In 2010, according to FFC's most recently available IRS filing, the organization took in $5.5 million, and ended up $300,000 in the red. But its intake was up astronomically from the year before, when in 2009, FFC claimed receipts of a mere $743,000. If Reed was able to increase his intake by anywhere near the same margin the following year, his current budget may be in excess of $25 million.

While media focused their attention on better-known right-wing groups such as Americans for Prosperity, Reed has been quietly building his scrappy little organization in the hopes of winning Mitt Romney the presidency, and a nice financial windfall for Reed, who helped engineer George W. Bush's 2000 victory for the Republican presidential nomination.

Calling his faithful to action, Reed urged them to engage their friends and neighbors in his 2012 voter turnout effort. "I want you to consider this a divine appointment," he said. Then he left the stage to make way for Rebecca Kleefisch, lieutenant governor of Wisconsin, the intended exemplar of what Reed could accomplish on a polarized electoral landscape.

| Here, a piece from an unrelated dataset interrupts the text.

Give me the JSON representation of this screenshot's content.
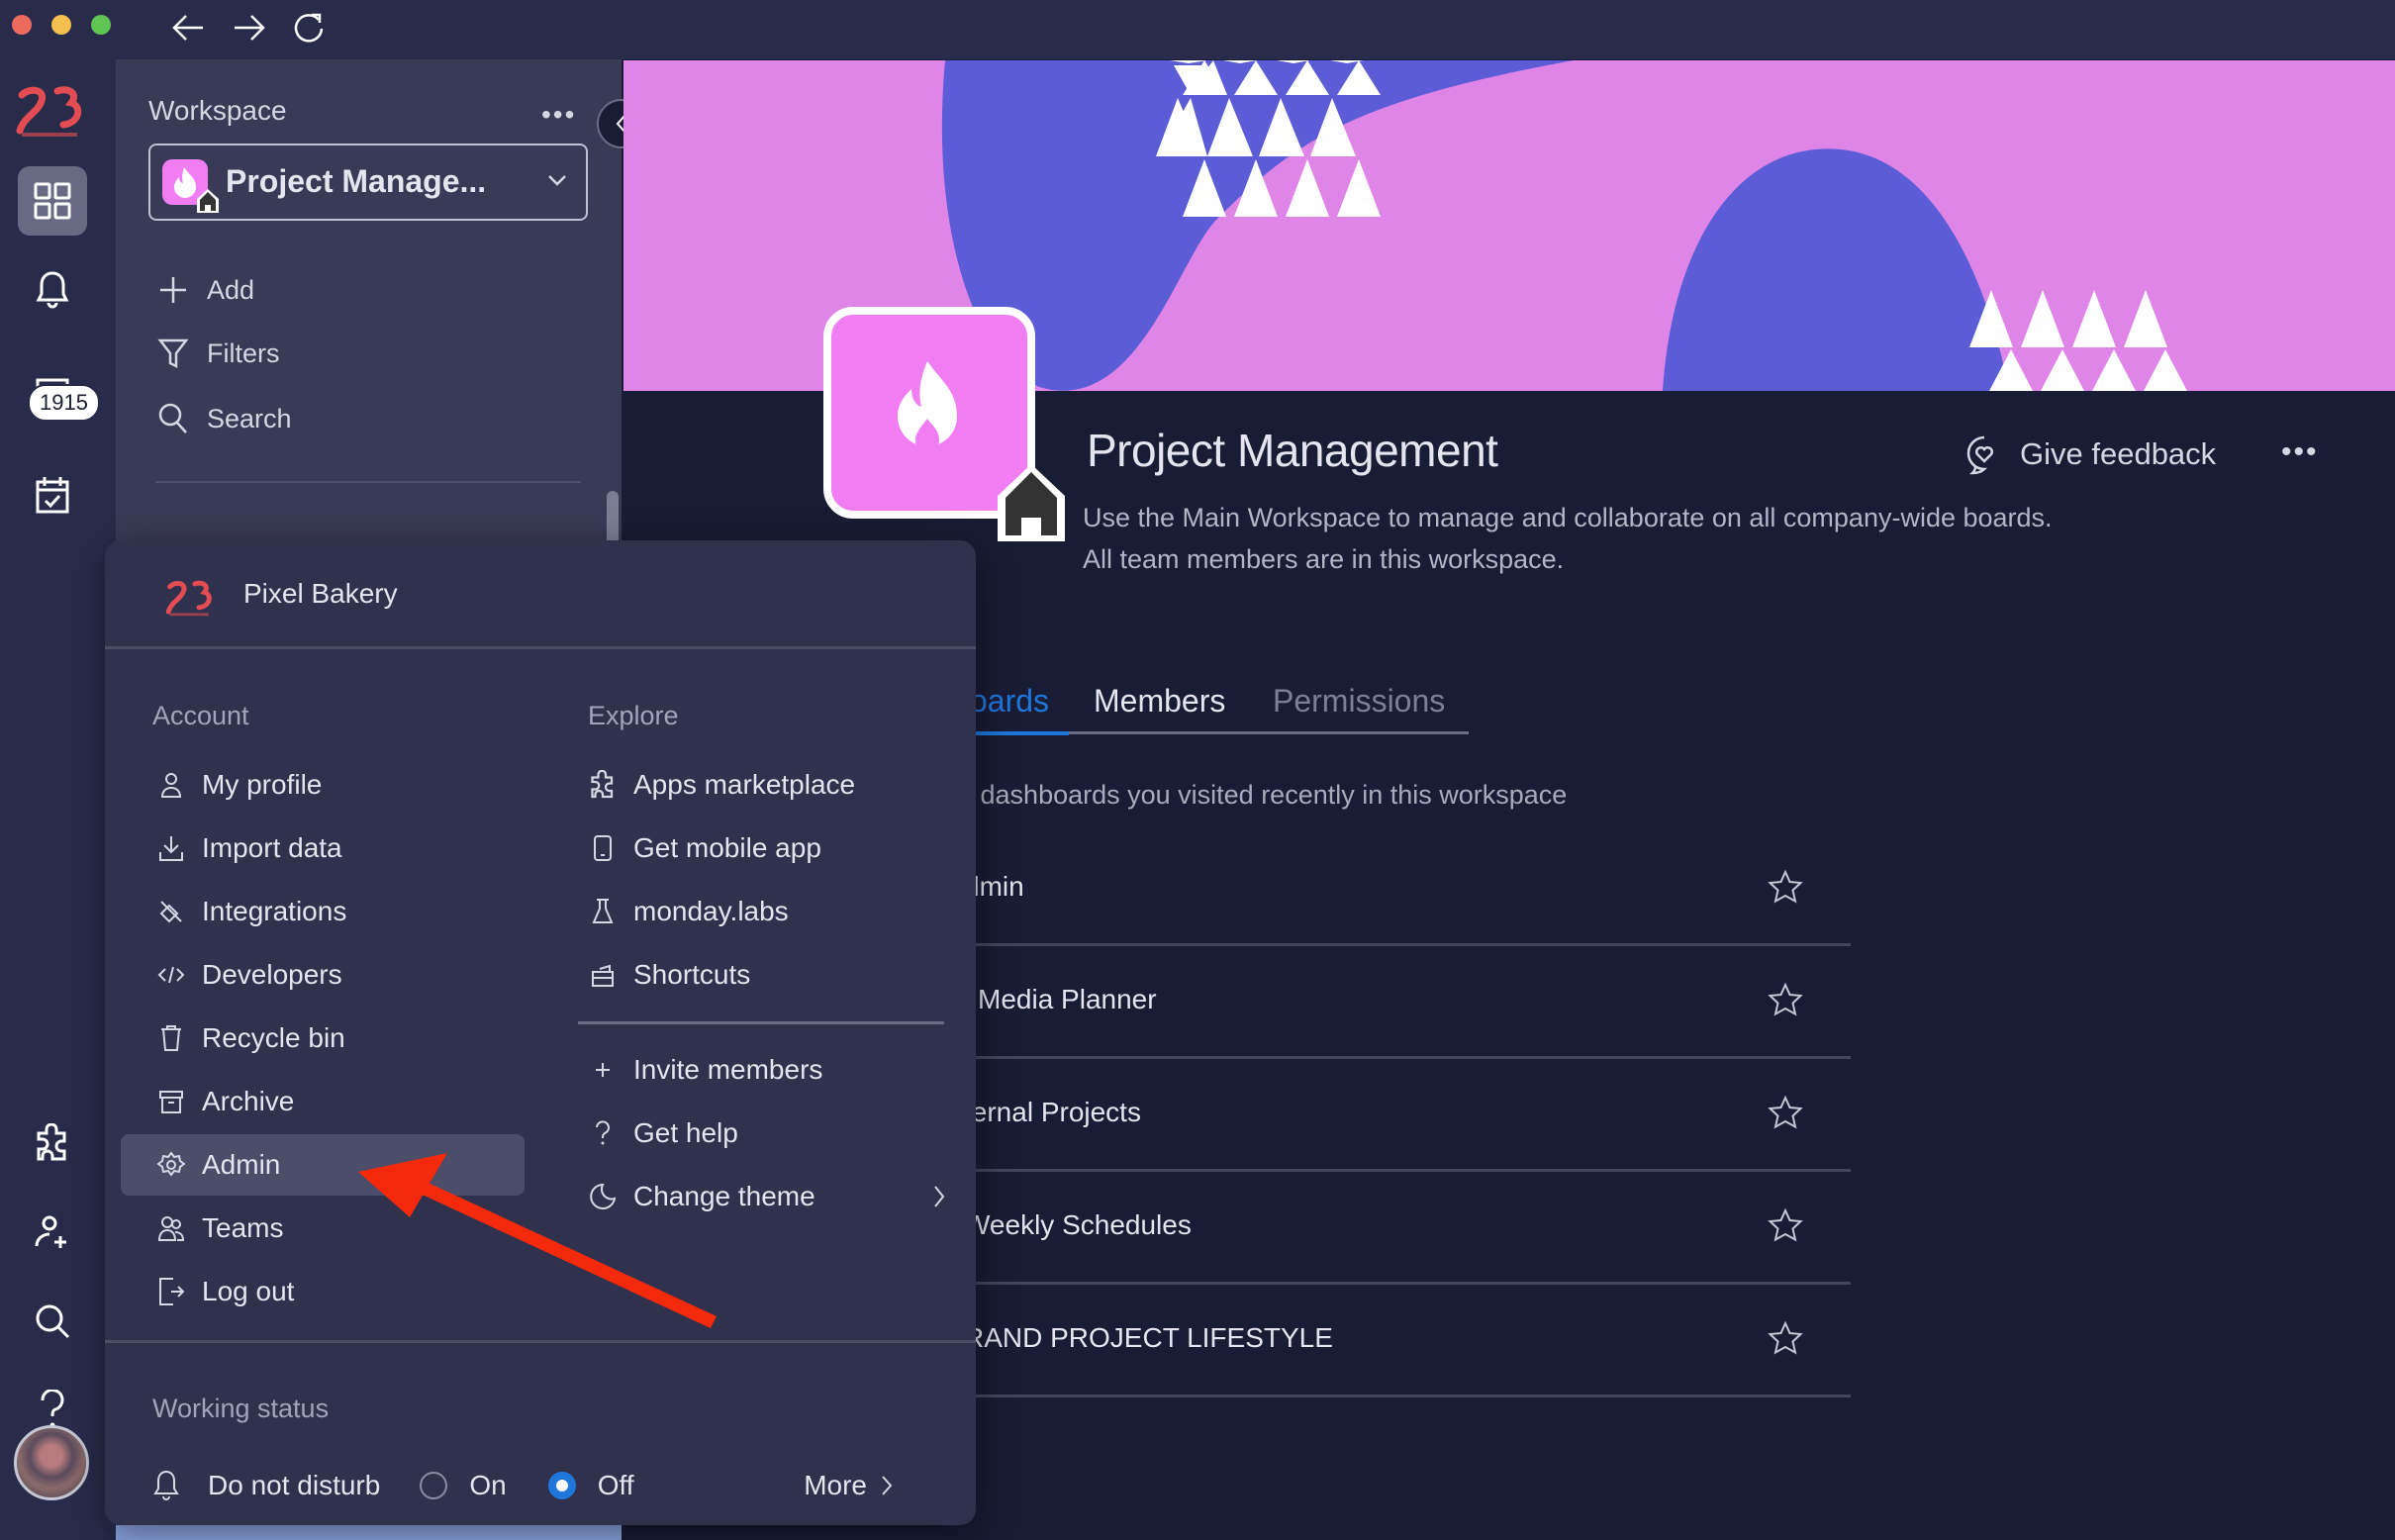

Petite and attractive, in a shiny green silk skirt suit and with a Sarah Palin-style hairdo, Kleefisch told the story of the Wisconsin recall in the right-wing style, painting her opponents as dangerous and threatening. She, too, called upon the Faith and Freedom Coalition audience to action.

"My hope is that Wisconsin encourages others to lead with servants' hearts," she said.



UPDATE - October 15, 2012: This article details the contents of a packet that was distributed during a Faith and Freedom Coalition conference in Washington, D.C., on June 16, 2012, containing materials bearing the name and logo of Millennium Marketing, a subsidiary of Century Strategies, a for-profit political consulting firm of which Ralph Reed is chief executive officer. Reed is also the president of the non-profit Faith and Freedom Coalition.

During the last week of September, attorneys for Ralph Reed and Millennium Marketing contacted AlterNet and author Adele Stan in a letter denying any payment to Millennium Marketing by Faith and Freedom Coalition “for any work” -- a narrow term that does not, in the legal sense, describe consulting fees -- and denying that Millennium Marketing provided the services to Faith and Freedom Coalition that are described in the packet, which was distributed by Rick Furr of the Mobile Sports Group at the conclusion of a breakout session of the Faith and Freedom Coalition conference titled “Champion the Vote.” In the letter, Reed’s attorney also threatened to bring a lawsuit against AlterNet.

The packet passed out by Furr also included a business card bearing his name and the Millennium Marketing logo; beneath Furr’s name, the title “Executive Director” appears.  

The letter was the first response AlterNet received to a request for comment made to Reed in a phone call to his Century Strategies office on June 29, 2012.

Furr, according to J. Randolph Evans of the McKenna, Long & Aldridge law firm, which represents Millennium and Reed, was not authorized to use the Millennium Marketing name or logo on the materials he distributed at the Faith and Freedom Coalition gathering; Evans also provided AlterNet with a letter signed by Furr and Scott Foernsler of LSN Mobile, in which they apologize for having done so, and state that Millennium Marketing played no role in the services provided by LSN Mobile and Mobile Sports Group to Faith and Freedom Coalition for its voter turnout efforts during Wisconsin’s gubernatorial recall election, despite assertions made in packet materials that it had.

We note that Faith and Freedom Coalition’s own national field director, Billy Kirkland, confirmed to Stan in a June 29 phone call that FFC had “used” Millennium Marketing in Wisconsin where, he said, “they were a big help.”

The letter signed by Furr and Foernsler contains the following paragraph: